*Exercise description*. Your copy should match the records exactly, except that it contains no pictures.

──────── The input

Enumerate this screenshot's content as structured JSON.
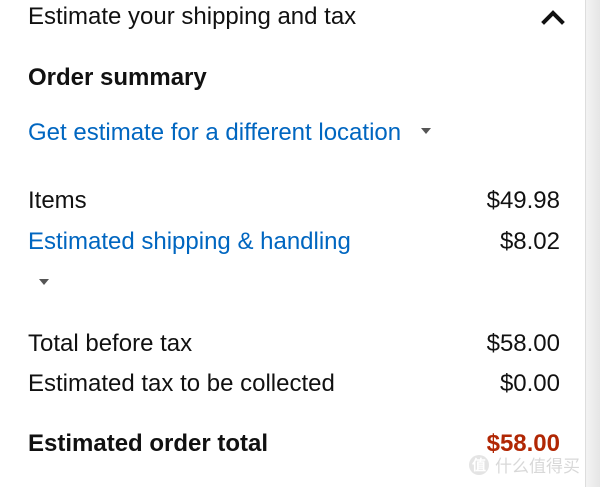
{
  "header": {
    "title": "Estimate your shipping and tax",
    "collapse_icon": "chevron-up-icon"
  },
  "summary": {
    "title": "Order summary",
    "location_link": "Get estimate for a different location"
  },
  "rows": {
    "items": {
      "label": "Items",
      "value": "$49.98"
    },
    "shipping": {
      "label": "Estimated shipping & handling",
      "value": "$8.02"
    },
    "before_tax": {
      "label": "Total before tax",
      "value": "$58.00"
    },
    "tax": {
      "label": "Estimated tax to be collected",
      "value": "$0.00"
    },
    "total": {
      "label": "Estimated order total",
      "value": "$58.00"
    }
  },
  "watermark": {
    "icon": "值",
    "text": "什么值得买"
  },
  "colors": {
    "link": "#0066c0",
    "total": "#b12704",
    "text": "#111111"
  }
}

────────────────

*Exercise response*.
Enumerate this screenshot's content as structured JSON.
{
  "header": {
    "title": "Estimate your shipping and tax",
    "collapse_icon": "chevron-up-icon"
  },
  "summary": {
    "title": "Order summary",
    "location_link": "Get estimate for a different location"
  },
  "rows": {
    "items": {
      "label": "Items",
      "value": "$49.98"
    },
    "shipping": {
      "label": "Estimated shipping & handling",
      "value": "$8.02"
    },
    "before_tax": {
      "label": "Total before tax",
      "value": "$58.00"
    },
    "tax": {
      "label": "Estimated tax to be collected",
      "value": "$0.00"
    },
    "total": {
      "label": "Estimated order total",
      "value": "$58.00"
    }
  },
  "watermark": {
    "icon": "值",
    "text": "什么值得买"
  },
  "colors": {
    "link": "#0066c0",
    "total": "#b12704",
    "text": "#111111"
  }
}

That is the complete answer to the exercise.